Years before Latter-day Saint artists began illustrating the Book of Mormon, we incorporated Biblical illustrations into our publications. These were generic images purchased from stock houses, and George Q. Cannon sometimes railed against the necessity of illustration the Juvenile Instructor with pictures of winged angels or effeminate Jesuses holding Catholic symbols. In the 19th century these illustrations were most often black and white cuts in primitive styles. Beginning soon after 1900, though, better photographs, even color images, could be printed or at least tipped into church publications.
I have collected hundreds of images illustrating Old Testament stories, from church magazines and lesson manuals, and from turn-of-the-century books that were owned by the Deseret Sunday School Union or the LDS University.
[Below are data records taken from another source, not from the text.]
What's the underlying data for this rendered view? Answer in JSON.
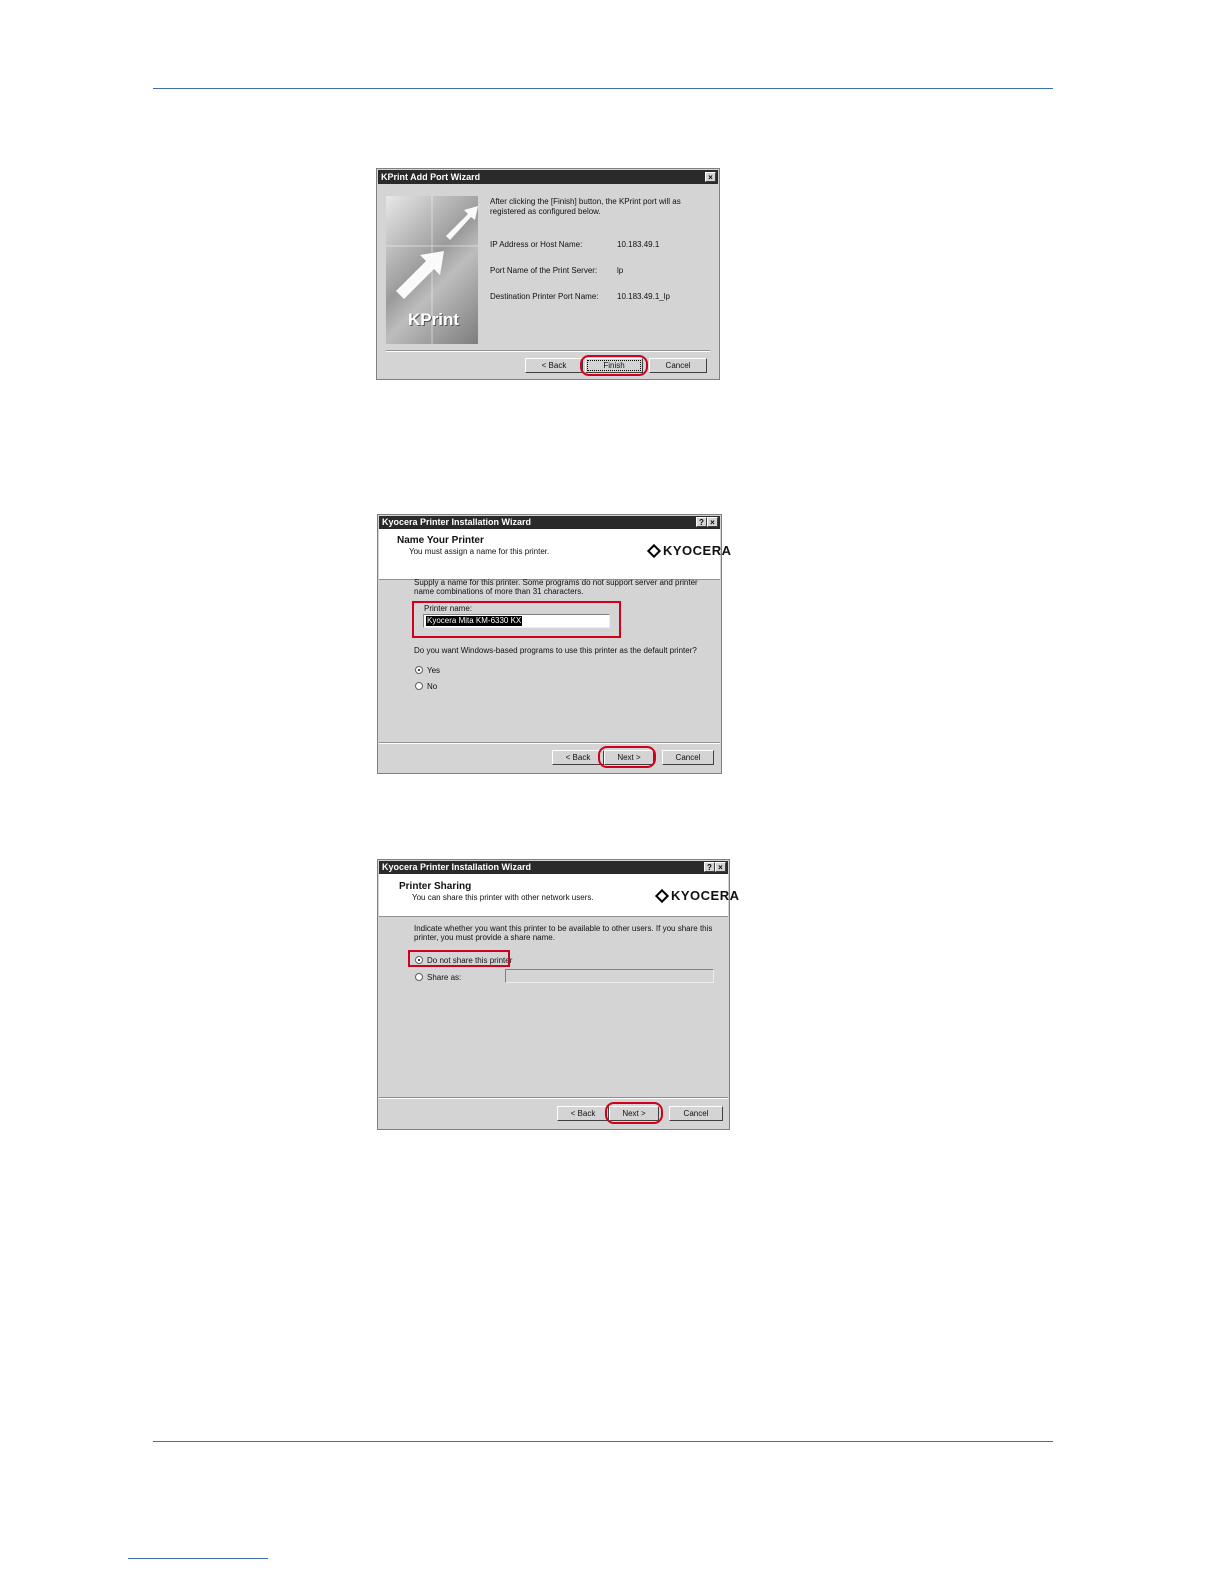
{
  "dialogs": {
    "kprint": {
      "title": "KPrint Add Port Wizard",
      "close": "×",
      "intro": "After clicking the [Finish] button, the KPrint port will as registered as configured below.",
      "rows": [
        {
          "label": "IP Address or Host Name:",
          "value": "10.183.49.1"
        },
        {
          "label": "Port Name of the Print Server:",
          "value": "lp"
        },
        {
          "label": "Destination Printer Port Name:",
          "value": "10.183.49.1_lp"
        }
      ],
      "logo_text": "KPrint",
      "buttons": {
        "back": "< Back",
        "finish": "Finish",
        "cancel": "Cancel"
      }
    },
    "name_printer": {
      "title": "Kyocera Printer Installation Wizard",
      "help": "?",
      "close": "×",
      "heading": "Name Your Printer",
      "subheading": "You must assign a name for this printer.",
      "brand": "KYOCERA",
      "instructions": "Supply a name for this printer. Some programs do not support server and printer name combinations of more than 31 characters.",
      "printer_name_label": "Printer name:",
      "printer_name_value": "Kyocera Mita KM-6330 KX",
      "default_question": "Do you want Windows-based programs to use this printer as the default printer?",
      "options": [
        "Yes",
        "No"
      ],
      "buttons": {
        "back": "< Back",
        "next": "Next >",
        "cancel": "Cancel"
      }
    },
    "sharing": {
      "title": "Kyocera Printer Installation Wizard",
      "help": "?",
      "close": "×",
      "heading": "Printer Sharing",
      "subheading": "You can share this printer with other network users.",
      "brand": "KYOCERA",
      "instructions": "Indicate whether you want this printer to be available to other users. If you share this printer, you must provide a share name.",
      "options": [
        "Do not share this printer",
        "Share as:"
      ],
      "buttons": {
        "back": "< Back",
        "next": "Next >",
        "cancel": "Cancel"
      }
    }
  }
}
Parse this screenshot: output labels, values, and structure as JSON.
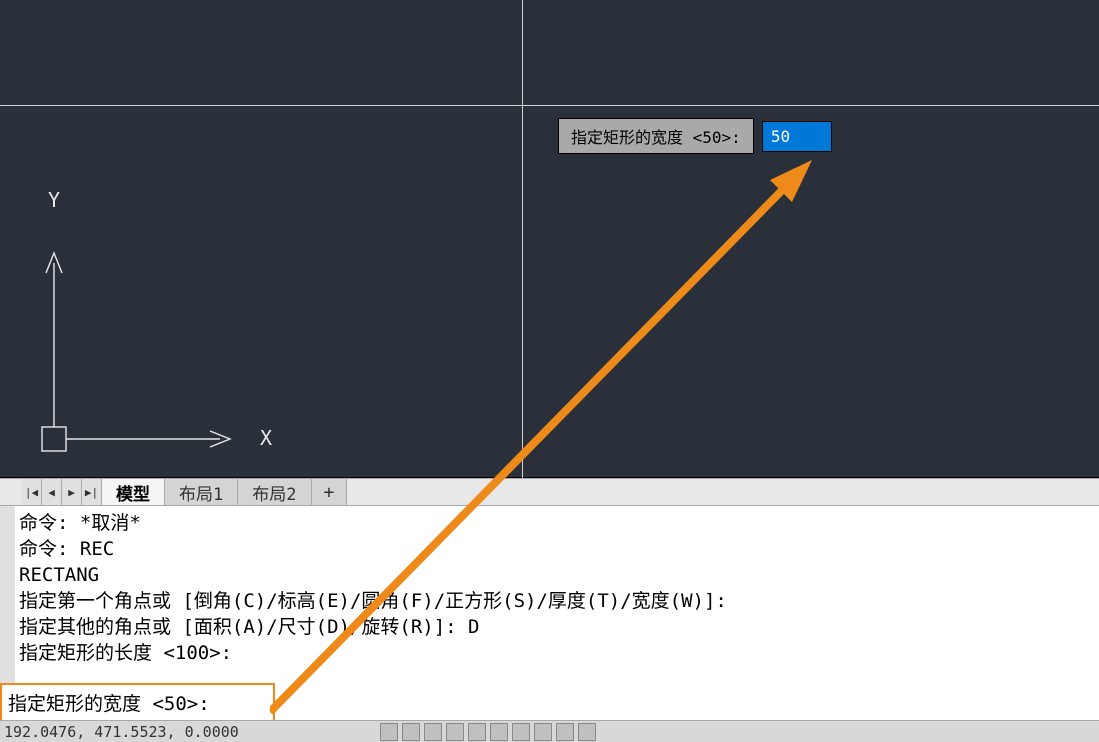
{
  "dynamic_input": {
    "label": "指定矩形的宽度 <50>:",
    "value": "50"
  },
  "ucs": {
    "x_label": "X",
    "y_label": "Y"
  },
  "tabs": {
    "items": [
      {
        "label": "模型",
        "active": true
      },
      {
        "label": "布局1",
        "active": false
      },
      {
        "label": "布局2",
        "active": false
      }
    ],
    "add": "+"
  },
  "tab_nav": {
    "first": "|◀",
    "prev": "◀",
    "next": "▶",
    "last": "▶|"
  },
  "history": {
    "lines": [
      "命令: *取消*",
      "命令: REC",
      "RECTANG",
      "指定第一个角点或 [倒角(C)/标高(E)/圆角(F)/正方形(S)/厚度(T)/宽度(W)]:",
      "指定其他的角点或 [面积(A)/尺寸(D)/旋转(R)]: D",
      "指定矩形的长度 <100>:"
    ]
  },
  "command_line": {
    "prompt": "指定矩形的宽度 <50>:"
  },
  "status": {
    "coords": "192.0476, 471.5523, 0.0000"
  },
  "history_resize": "«"
}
These are, I think, the pictures that formed our grandparents’ mental images of the patriarchs and prophets, the heroes and heroines of the Old Testament.
Beginning today, I’ll be publishing a sort of Keepa Old Testament, with all these pictures placed at the points of the Biblical texts that they illustrate. I’ll generally coordinate posts with our Sunday School lessons, although for the next few weeks you’ll probably be driven crazy by extra posts in this series as I work to catch up to the Sunday lessons.
I use Photobucket.com to store my scanned illustrations. When I began posting these pictures earlier this week, quite a few of them disappeared and were replaced with a bright red box notifying me that I had violated Photobucket’s terms of service. I appealed that censorship, noting that these pictures were generally woodcuts from 19th century children’s Sunday School texts. The pictures were soon restored, together with the strategically placed vines and leaves that provided modesty in nearly all cases. (However, the TK smoothie apparently undergone by Adam in the Michelangelo Sistine Chapel ceiling painting of God creating Adam was a bit of editing done by the old book publisher, not by me, I promise.)
I hope you enjoy the variety of styles and subjects as much as I have enjoyed collecting them.